Reply by Whoa, on Sun Mar 01, 2009 10:23 pm
that was a better explanation than I've heard from any physician!

I'd add a couple of things:  it is best to try and prevent them....a hernia support belt for any activity than strains abdominal muscles is advisable; but doesn't completely exclude the possiblity of getting one.

Trying to avoid intra abdominal pressure is thought to help...though hard to live your life that way if going about normal activities of life.

Your general health, prior surgeries and scar tissue, adominal fat present and compliance with activity restriction afterwards are a few things the surgeon looks at for a good repair candidate.

I would suggest consulting a surgeon that specializes in hernia repairs if available.

* Certified Wound and Ostomy Care Nurse
* Registered Nurse
* Bachelor of Science in Nursing
Reply by sweede, on Sun Mar 01, 2009 10:39 pm
Cheers whoa.x

P.s. Although i'm sure it will be more suitable posted elsewhere.
Reply by bearcat, on Tue May 19, 2009 11:24 pm
hey swede.........been looking for a good place to enter this forum and you gave it to me. i have a ileo put in last year and have the idea i have a hernia under it. i see the doc next month and thanks to you i have many questions now that i had not thought of. i love these forums as the amount of information and experiences  can not be gotten any where else. again thank you and i hope i can be of assistance to you and others one day.
Reply by sweede, on Tue Aug 04, 2009 9:04 am
Wow sorry Bearcat, i completely missed your post, glad you found the post useful lol, and once agian sorry for not responding, must have been doing other things at he time.

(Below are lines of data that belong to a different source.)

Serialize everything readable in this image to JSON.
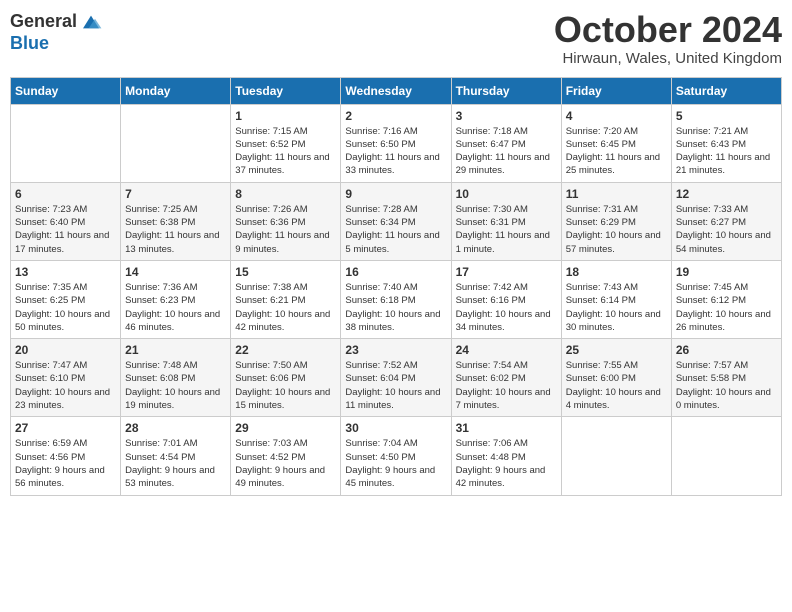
{
  "header": {
    "logo_general": "General",
    "logo_blue": "Blue",
    "month": "October 2024",
    "location": "Hirwaun, Wales, United Kingdom"
  },
  "weekdays": [
    "Sunday",
    "Monday",
    "Tuesday",
    "Wednesday",
    "Thursday",
    "Friday",
    "Saturday"
  ],
  "weeks": [
    [
      {
        "day": "",
        "info": ""
      },
      {
        "day": "",
        "info": ""
      },
      {
        "day": "1",
        "info": "Sunrise: 7:15 AM\nSunset: 6:52 PM\nDaylight: 11 hours and 37 minutes."
      },
      {
        "day": "2",
        "info": "Sunrise: 7:16 AM\nSunset: 6:50 PM\nDaylight: 11 hours and 33 minutes."
      },
      {
        "day": "3",
        "info": "Sunrise: 7:18 AM\nSunset: 6:47 PM\nDaylight: 11 hours and 29 minutes."
      },
      {
        "day": "4",
        "info": "Sunrise: 7:20 AM\nSunset: 6:45 PM\nDaylight: 11 hours and 25 minutes."
      },
      {
        "day": "5",
        "info": "Sunrise: 7:21 AM\nSunset: 6:43 PM\nDaylight: 11 hours and 21 minutes."
      }
    ],
    [
      {
        "day": "6",
        "info": "Sunrise: 7:23 AM\nSunset: 6:40 PM\nDaylight: 11 hours and 17 minutes."
      },
      {
        "day": "7",
        "info": "Sunrise: 7:25 AM\nSunset: 6:38 PM\nDaylight: 11 hours and 13 minutes."
      },
      {
        "day": "8",
        "info": "Sunrise: 7:26 AM\nSunset: 6:36 PM\nDaylight: 11 hours and 9 minutes."
      },
      {
        "day": "9",
        "info": "Sunrise: 7:28 AM\nSunset: 6:34 PM\nDaylight: 11 hours and 5 minutes."
      },
      {
        "day": "10",
        "info": "Sunrise: 7:30 AM\nSunset: 6:31 PM\nDaylight: 11 hours and 1 minute."
      },
      {
        "day": "11",
        "info": "Sunrise: 7:31 AM\nSunset: 6:29 PM\nDaylight: 10 hours and 57 minutes."
      },
      {
        "day": "12",
        "info": "Sunrise: 7:33 AM\nSunset: 6:27 PM\nDaylight: 10 hours and 54 minutes."
      }
    ],
    [
      {
        "day": "13",
        "info": "Sunrise: 7:35 AM\nSunset: 6:25 PM\nDaylight: 10 hours and 50 minutes."
      },
      {
        "day": "14",
        "info": "Sunrise: 7:36 AM\nSunset: 6:23 PM\nDaylight: 10 hours and 46 minutes."
      },
      {
        "day": "15",
        "info": "Sunrise: 7:38 AM\nSunset: 6:21 PM\nDaylight: 10 hours and 42 minutes."
      },
      {
        "day": "16",
        "info": "Sunrise: 7:40 AM\nSunset: 6:18 PM\nDaylight: 10 hours and 38 minutes."
      },
      {
        "day": "17",
        "info": "Sunrise: 7:42 AM\nSunset: 6:16 PM\nDaylight: 10 hours and 34 minutes."
      },
      {
        "day": "18",
        "info": "Sunrise: 7:43 AM\nSunset: 6:14 PM\nDaylight: 10 hours and 30 minutes."
      },
      {
        "day": "19",
        "info": "Sunrise: 7:45 AM\nSunset: 6:12 PM\nDaylight: 10 hours and 26 minutes."
      }
    ],
    [
      {
        "day": "20",
        "info": "Sunrise: 7:47 AM\nSunset: 6:10 PM\nDaylight: 10 hours and 23 minutes."
      },
      {
        "day": "21",
        "info": "Sunrise: 7:48 AM\nSunset: 6:08 PM\nDaylight: 10 hours and 19 minutes."
      },
      {
        "day": "22",
        "info": "Sunrise: 7:50 AM\nSunset: 6:06 PM\nDaylight: 10 hours and 15 minutes."
      },
      {
        "day": "23",
        "info": "Sunrise: 7:52 AM\nSunset: 6:04 PM\nDaylight: 10 hours and 11 minutes."
      },
      {
        "day": "24",
        "info": "Sunrise: 7:54 AM\nSunset: 6:02 PM\nDaylight: 10 hours and 7 minutes."
      },
      {
        "day": "25",
        "info": "Sunrise: 7:55 AM\nSunset: 6:00 PM\nDaylight: 10 hours and 4 minutes."
      },
      {
        "day": "26",
        "info": "Sunrise: 7:57 AM\nSunset: 5:58 PM\nDaylight: 10 hours and 0 minutes."
      }
    ],
    [
      {
        "day": "27",
        "info": "Sunrise: 6:59 AM\nSunset: 4:56 PM\nDaylight: 9 hours and 56 minutes."
      },
      {
        "day": "28",
        "info": "Sunrise: 7:01 AM\nSunset: 4:54 PM\nDaylight: 9 hours and 53 minutes."
      },
      {
        "day": "29",
        "info": "Sunrise: 7:03 AM\nSunset: 4:52 PM\nDaylight: 9 hours and 49 minutes."
      },
      {
        "day": "30",
        "info": "Sunrise: 7:04 AM\nSunset: 4:50 PM\nDaylight: 9 hours and 45 minutes."
      },
      {
        "day": "31",
        "info": "Sunrise: 7:06 AM\nSunset: 4:48 PM\nDaylight: 9 hours and 42 minutes."
      },
      {
        "day": "",
        "info": ""
      },
      {
        "day": "",
        "info": ""
      }
    ]
  ]
}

I hope your hernia repair was/will be a success
Reply by Ayeshamg, on Wed Feb 10, 2010 12:52 pm
I had a mesh patch inserted to repair my hernia - this has partly torn and I have been advised not to proceed with another operation un-necessarily so am steering clear of hospitals!
If you are going to have a mesh inserted, ensure you find a surgeon who is experienced in KEYHOLE surgery, hence avoiding the usually high risk of infection.
Reply by bearcat, on Sat Aug 14, 2010 12:09 pm
just to finish the story. i had the hernia repaired(doc advised at best it was 50-50), but was hard to get the bag to stay on. was done in Mar of this year, just like swede said. he first sewed the muscles together then. a layer of mesh was sewn in. one has to remember that the stoma itself is a man made hernia. it came back about 2 months later and the doc and i are discussing doing it again, but both of us are a  little reluctant go again. it is getting bigger but at present it does not hurt and the bag stays in place, so we're in the "watch every 4 months mode". i do have a hernia belt from Nu-Hope and do recommed them highly, they do help. will up date when info is available
Reply by breerrabbitt, on Tue Oct 04, 2011 11:20 am
Just came across your article which nicely sumarizes the details and risks of hernia surgery. Am considering such for a large parasrtomal hernia under stoma, but your article - and my age - have warranted many second reconsiderations. Nice summary!
* Please, do not post contact information like email, Facebook or Twitter accounts, or phone number. These will be removed by the Administrator.
All times are GMT - 4 Hours
Currently online: 10    
3 members & 7 visitors
liznyc (f)
mark (m)
Welcome to MeetAnOstoMate - the largest online community for people with an ostomy.
If you have questions or just want to meet and chat with others, join us and enjoy our great community.